Extracted records —
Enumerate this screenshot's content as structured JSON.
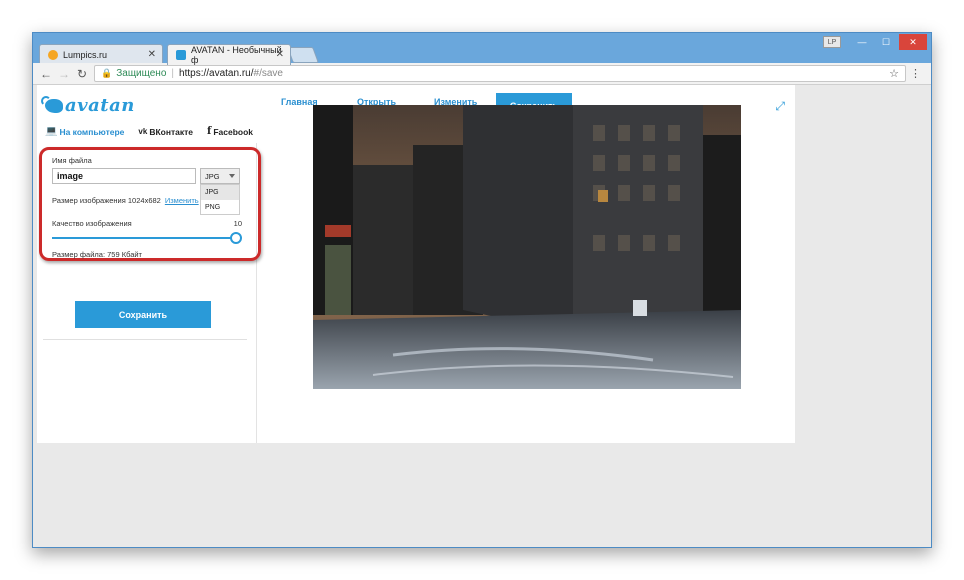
{
  "browser": {
    "tabs": [
      {
        "title": "Lumpics.ru",
        "favicon_color": "#f5a623"
      },
      {
        "title": "AVATAN - Необычный ф",
        "favicon_color": "#2a9ad8"
      }
    ],
    "user_badge": "LP",
    "security_label": "Защищено",
    "url_host": "https://avatan.ru/",
    "url_path": "#/save"
  },
  "avatan": {
    "logo_text": "avatan",
    "nav": {
      "home": "Главная",
      "open": "Открыть",
      "edit": "Изменить",
      "save": "Сохранить"
    },
    "subnav": {
      "computer": "На компьютере",
      "vk": "ВКонтакте",
      "facebook": "Facebook"
    },
    "settings": {
      "filename_label": "Имя файла",
      "filename_value": "image",
      "format_selected": "JPG",
      "format_options": [
        "JPG",
        "PNG"
      ],
      "size_label": "Размер изображения 1024x682",
      "size_change_link": "Изменить",
      "quality_label": "Качество изображения",
      "quality_value": "10",
      "filesize_label": "Размер файла: 759 Кбайт"
    },
    "save_button": "Сохранить"
  },
  "colors": {
    "accent": "#2a9ad8",
    "highlight_border": "#cc2a2a"
  }
}
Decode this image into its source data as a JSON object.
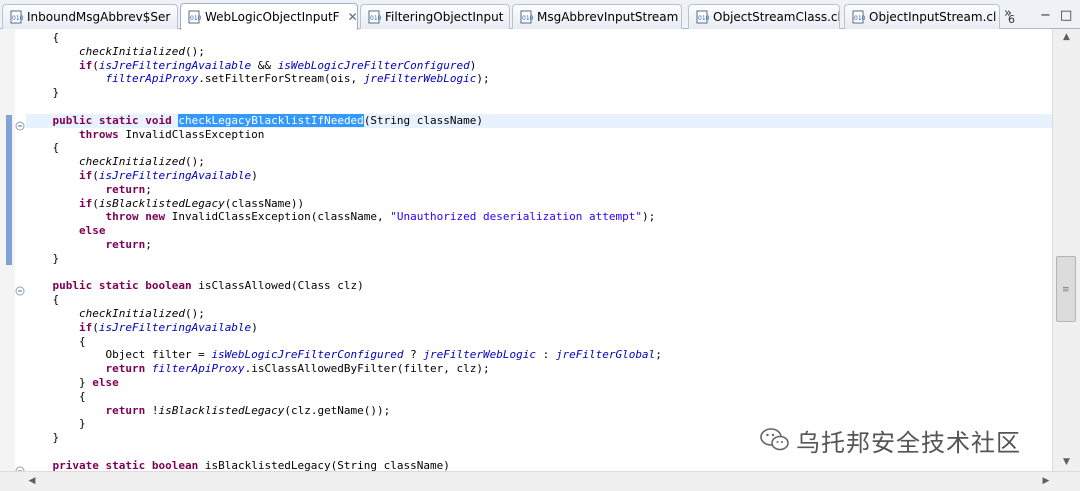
{
  "tabs": [
    {
      "label": "InboundMsgAbbrev$Ser",
      "active": false,
      "closable": false
    },
    {
      "label": "WebLogicObjectInputF",
      "active": true,
      "closable": true
    },
    {
      "label": "FilteringObjectInput",
      "active": false,
      "closable": false
    },
    {
      "label": "MsgAbbrevInputStream",
      "active": false,
      "closable": false
    },
    {
      "label": "ObjectStreamClass.cl",
      "active": false,
      "closable": false
    },
    {
      "label": "ObjectInputStream.cl",
      "active": false,
      "closable": false
    }
  ],
  "overflow": {
    "symbol": "»",
    "count": "6"
  },
  "window_controls": {
    "minimize": "−",
    "maximize": "□"
  },
  "icons": {
    "tab": "class-file-icon",
    "fold": "fold-collapse-icon",
    "scroll_up": "arrow-up-icon",
    "scroll_down": "arrow-down-icon",
    "scroll_left": "arrow-left-icon",
    "scroll_right": "arrow-right-icon",
    "watermark": "wechat-logo-icon"
  },
  "colors": {
    "keyword": "#7f0055",
    "field": "#0000c0",
    "string": "#2a00ff",
    "selection": "#3399ff",
    "current_line": "#e8f2fe"
  },
  "code_lines": [
    [
      {
        "t": "    {"
      }
    ],
    [
      {
        "t": "        "
      },
      {
        "t": "checkInitialized",
        "c": "it"
      },
      {
        "t": "();"
      }
    ],
    [
      {
        "t": "        "
      },
      {
        "t": "if",
        "c": "kw"
      },
      {
        "t": "("
      },
      {
        "t": "isJreFilteringAvailable",
        "c": "fld"
      },
      {
        "t": " && "
      },
      {
        "t": "isWebLogicJreFilterConfigured",
        "c": "fld"
      },
      {
        "t": ")"
      }
    ],
    [
      {
        "t": "            "
      },
      {
        "t": "filterApiProxy",
        "c": "fld"
      },
      {
        "t": ".setFilterForStream(ois, "
      },
      {
        "t": "jreFilterWebLogic",
        "c": "fld"
      },
      {
        "t": ");"
      }
    ],
    [
      {
        "t": "    }"
      }
    ],
    [
      {
        "t": ""
      }
    ],
    [
      {
        "t": "    "
      },
      {
        "t": "public",
        "c": "kw"
      },
      {
        "t": " "
      },
      {
        "t": "static",
        "c": "kw"
      },
      {
        "t": " "
      },
      {
        "t": "void",
        "c": "kw"
      },
      {
        "t": " "
      },
      {
        "t": "checkLegacyBlacklistIfNeeded",
        "c": "sel"
      },
      {
        "t": "(String className)"
      }
    ],
    [
      {
        "t": "        "
      },
      {
        "t": "throws",
        "c": "kw"
      },
      {
        "t": " InvalidClassException"
      }
    ],
    [
      {
        "t": "    {"
      }
    ],
    [
      {
        "t": "        "
      },
      {
        "t": "checkInitialized",
        "c": "it"
      },
      {
        "t": "();"
      }
    ],
    [
      {
        "t": "        "
      },
      {
        "t": "if",
        "c": "kw"
      },
      {
        "t": "("
      },
      {
        "t": "isJreFilteringAvailable",
        "c": "fld"
      },
      {
        "t": ")"
      }
    ],
    [
      {
        "t": "            "
      },
      {
        "t": "return",
        "c": "kw"
      },
      {
        "t": ";"
      }
    ],
    [
      {
        "t": "        "
      },
      {
        "t": "if",
        "c": "kw"
      },
      {
        "t": "("
      },
      {
        "t": "isBlacklistedLegacy",
        "c": "it"
      },
      {
        "t": "(className))"
      }
    ],
    [
      {
        "t": "            "
      },
      {
        "t": "throw",
        "c": "kw"
      },
      {
        "t": " "
      },
      {
        "t": "new",
        "c": "kw"
      },
      {
        "t": " InvalidClassException(className, "
      },
      {
        "t": "\"Unauthorized deserialization attempt\"",
        "c": "str"
      },
      {
        "t": ");"
      }
    ],
    [
      {
        "t": "        "
      },
      {
        "t": "else",
        "c": "kw"
      }
    ],
    [
      {
        "t": "            "
      },
      {
        "t": "return",
        "c": "kw"
      },
      {
        "t": ";"
      }
    ],
    [
      {
        "t": "    }"
      }
    ],
    [
      {
        "t": ""
      }
    ],
    [
      {
        "t": "    "
      },
      {
        "t": "public",
        "c": "kw"
      },
      {
        "t": " "
      },
      {
        "t": "static",
        "c": "kw"
      },
      {
        "t": " "
      },
      {
        "t": "boolean",
        "c": "kw"
      },
      {
        "t": " isClassAllowed(Class clz)"
      }
    ],
    [
      {
        "t": "    {"
      }
    ],
    [
      {
        "t": "        "
      },
      {
        "t": "checkInitialized",
        "c": "it"
      },
      {
        "t": "();"
      }
    ],
    [
      {
        "t": "        "
      },
      {
        "t": "if",
        "c": "kw"
      },
      {
        "t": "("
      },
      {
        "t": "isJreFilteringAvailable",
        "c": "fld"
      },
      {
        "t": ")"
      }
    ],
    [
      {
        "t": "        {"
      }
    ],
    [
      {
        "t": "            Object filter = "
      },
      {
        "t": "isWebLogicJreFilterConfigured",
        "c": "fld"
      },
      {
        "t": " ? "
      },
      {
        "t": "jreFilterWebLogic",
        "c": "fld"
      },
      {
        "t": " : "
      },
      {
        "t": "jreFilterGlobal",
        "c": "fld"
      },
      {
        "t": ";"
      }
    ],
    [
      {
        "t": "            "
      },
      {
        "t": "return",
        "c": "kw"
      },
      {
        "t": " "
      },
      {
        "t": "filterApiProxy",
        "c": "fld"
      },
      {
        "t": ".isClassAllowedByFilter(filter, clz);"
      }
    ],
    [
      {
        "t": "        } "
      },
      {
        "t": "else",
        "c": "kw"
      }
    ],
    [
      {
        "t": "        {"
      }
    ],
    [
      {
        "t": "            "
      },
      {
        "t": "return",
        "c": "kw"
      },
      {
        "t": " !"
      },
      {
        "t": "isBlacklistedLegacy",
        "c": "it"
      },
      {
        "t": "(clz.getName());"
      }
    ],
    [
      {
        "t": "        }"
      }
    ],
    [
      {
        "t": "    }"
      }
    ],
    [
      {
        "t": ""
      }
    ],
    [
      {
        "t": "    "
      },
      {
        "t": "private",
        "c": "kw"
      },
      {
        "t": " "
      },
      {
        "t": "static",
        "c": "kw"
      },
      {
        "t": " "
      },
      {
        "t": "boolean",
        "c": "kw"
      },
      {
        "t": " isBlacklistedLegacy(String className)"
      }
    ]
  ],
  "highlighted_line_index": 6,
  "fold_line_indices": [
    6,
    18,
    31
  ],
  "watermark": {
    "text": "乌托邦安全技术社区"
  }
}
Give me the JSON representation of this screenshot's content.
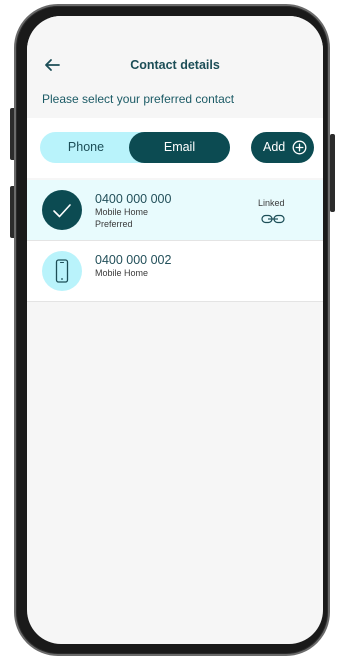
{
  "header": {
    "title": "Contact details",
    "back_icon": "arrow-left-icon",
    "subtitle": "Please select your preferred contact"
  },
  "toggle": {
    "options": [
      {
        "label": "Phone",
        "selected": false
      },
      {
        "label": "Email",
        "selected": true
      }
    ]
  },
  "add_button": {
    "label": "Add",
    "icon": "plus-circle-icon"
  },
  "contacts": [
    {
      "number": "0400 000 000",
      "type": "Mobile Home",
      "preferred_label": "Preferred",
      "status": "Linked",
      "status_icon": "link-icon",
      "avatar_icon": "checkmark-icon",
      "selected": true
    },
    {
      "number": "0400 000 002",
      "type": "Mobile Home",
      "avatar_icon": "mobile-phone-icon",
      "selected": false
    }
  ],
  "colors": {
    "primary": "#0c4b52",
    "accent_light": "#b9f3fb",
    "selected_row": "#e8fbfd",
    "heading_text": "#1c4e57"
  }
}
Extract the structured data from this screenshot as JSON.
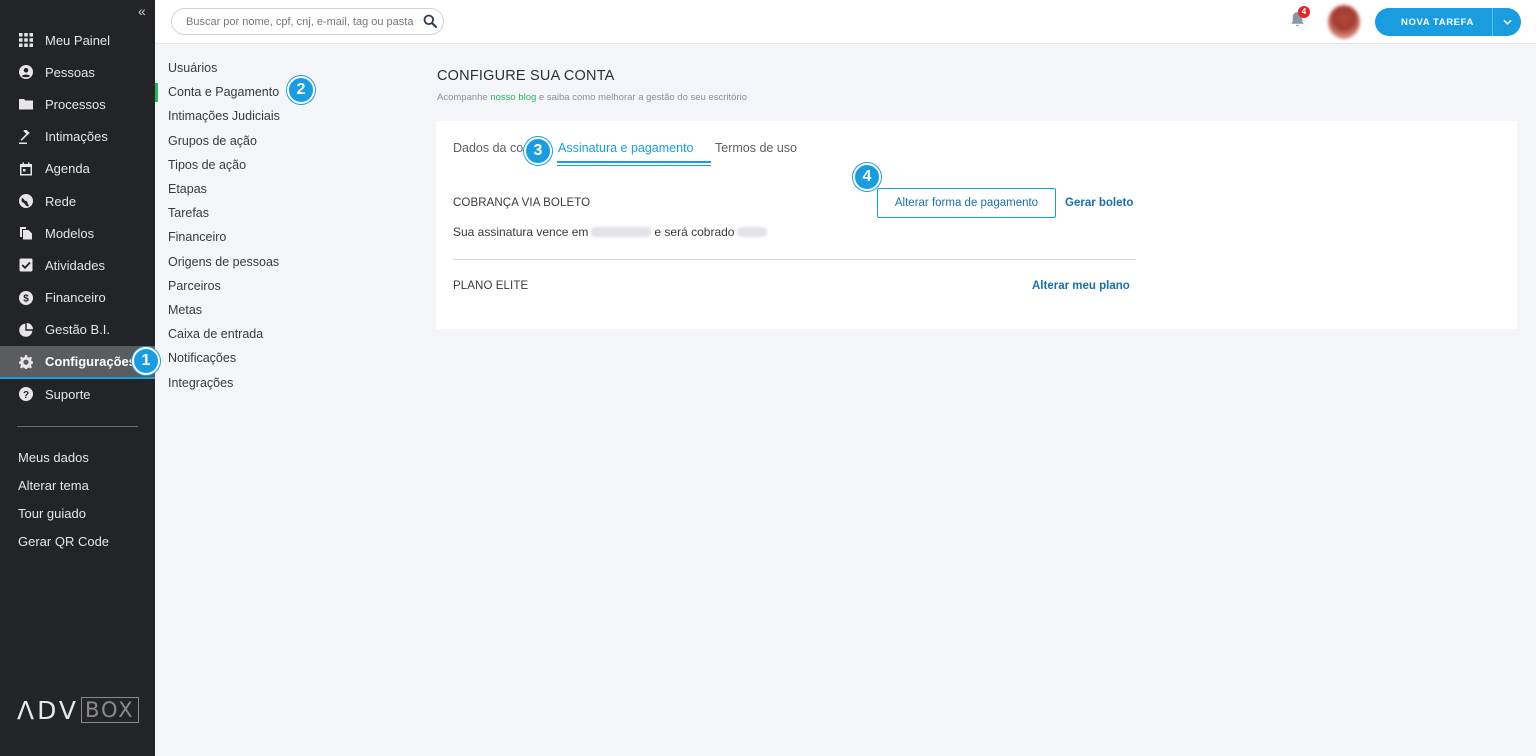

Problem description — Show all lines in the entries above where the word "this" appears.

Your response —
Enumerate this screenshot's content as structured JSON.
Decode this image into its source data as a JSON object.
Give me the JSON representation of this screenshot's content.
Extract the structured data from this screenshot as JSON.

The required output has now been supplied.